Galatea 2.2 by Richard Powers
Richard Powers' most recent novel The Echo Maker won last year's National Book Award in the US and was a finalist for the Pulitzer Prize. It tells the story of Mark, a truck driver who wakes from a coma after an accident and believes that his sister, who has returned home to nurse him, is an actually an imposter. Reeling from this rejection she contacts renowned neurologist Gerald Weber who recognising the rare Capgras Syndrome comes to investigate. It is filled with sound science, dense prose and a meticulous dissection of human life and thoughts; in other words exactly what you would expect from Powers. His writing is not to all tastes but at its best, as in The Gold Bug Variations, which combines genetics, music, and computer science, it can be some of the most invigorating and challenging writing available.

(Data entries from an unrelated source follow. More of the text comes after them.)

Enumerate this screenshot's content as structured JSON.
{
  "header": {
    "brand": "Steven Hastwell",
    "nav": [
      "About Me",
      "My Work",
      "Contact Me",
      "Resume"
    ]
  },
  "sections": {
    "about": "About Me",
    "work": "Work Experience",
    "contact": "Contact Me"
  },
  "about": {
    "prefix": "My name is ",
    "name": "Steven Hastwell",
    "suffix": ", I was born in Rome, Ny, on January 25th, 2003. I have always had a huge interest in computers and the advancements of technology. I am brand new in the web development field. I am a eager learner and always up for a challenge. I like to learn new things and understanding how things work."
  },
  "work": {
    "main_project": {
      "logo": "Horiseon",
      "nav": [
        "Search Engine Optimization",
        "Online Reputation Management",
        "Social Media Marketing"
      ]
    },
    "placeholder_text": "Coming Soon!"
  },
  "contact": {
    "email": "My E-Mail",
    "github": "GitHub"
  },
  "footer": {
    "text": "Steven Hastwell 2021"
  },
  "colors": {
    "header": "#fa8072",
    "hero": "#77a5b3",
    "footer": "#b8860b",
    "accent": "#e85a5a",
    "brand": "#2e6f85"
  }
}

Whilst still waiting for some books to be delivered after the postal strike I have been stumbling into second hand bookshops and following my nose. On one such recce I found a copy of Powers pseudo-autobiographical novel Galatea 2.2. It concerns a certain Richard Powers who returns to his old University, after the end of a relationship with a former student, stumbling along in a state of limbo disillusioned with both reading and writing. Whilst there he meets Philip Lentz a combative computer scientist who convinces Powers to be part of an experiment. He has made a bet with fellow scientists that he can produce a computer that can perform literary criticism which is indistinguishable from that written by a human. Powers task is to 'teach' the computer.
This is very clever update of the Pygmalion myth. The various implementations of the machine develop into 'Helen' who is capable eventually of asking what sex and race she is, even what she looks like. Powers is consistently amazed at how his pupil seems to be developing consciousness, but is slow in realising that the real subject of the experiment is himself. As he introduces her to a history of literature it is her who is helping him to re-engage with the world. Told in parallel is the story of the relationship which has rendered Powers so disconnected at the start of the novel. Refered to only as 'C', theirs was an insular relationship built on the books they read together. In the present day Powers fixates on another student, this one known only as 'A', who becomes for him a new, improved version of 'C' and also the student against whom his 'Helen' will compete. All very clever as I said and that of course is the problem.
It isn't that the writing is dry or cool or clinical although on discovering that Lentz has scoliosis it is difficult to relate to Powers thinking:
'I was sorry I'd let him get under my skin. Even someone who has modeled the function of the inferior frontal gyrus might still be plagued by the monsters that gyrus modeled'.
Powers can still provide a great one-liner like:
'He looked as if he'd taken self-tanning cream orally'.
He can also write with great emotion, particularly when describing the death throes of his relationship with 'C' or the visits with Lentz to see his wife Audrey, reduced to a paranoid shell of herself by dementia. But where structure leant such strength to Gold Bug, the four notes of the music combining with the four parts of human genetic code, shedding light on each other, this novel is far less succesful, the connections between plots misfiring like faulty synapses in the brain. Picking it up each time I felt I was starting again, needing to tune my ear in to the prose. Powers melding of science and literature is bound to work better in some places than others, where this book works best is as a very imaginative way of writing about writing again when you think you can't. Through the pursuits of this fictional Powers in creating his Galatea and looking back on what has helped and shaped his writing so far, the real Powers is able to write again and bring us Galatea 2.2, inspired by the voice that commands him to 'See everything for me'.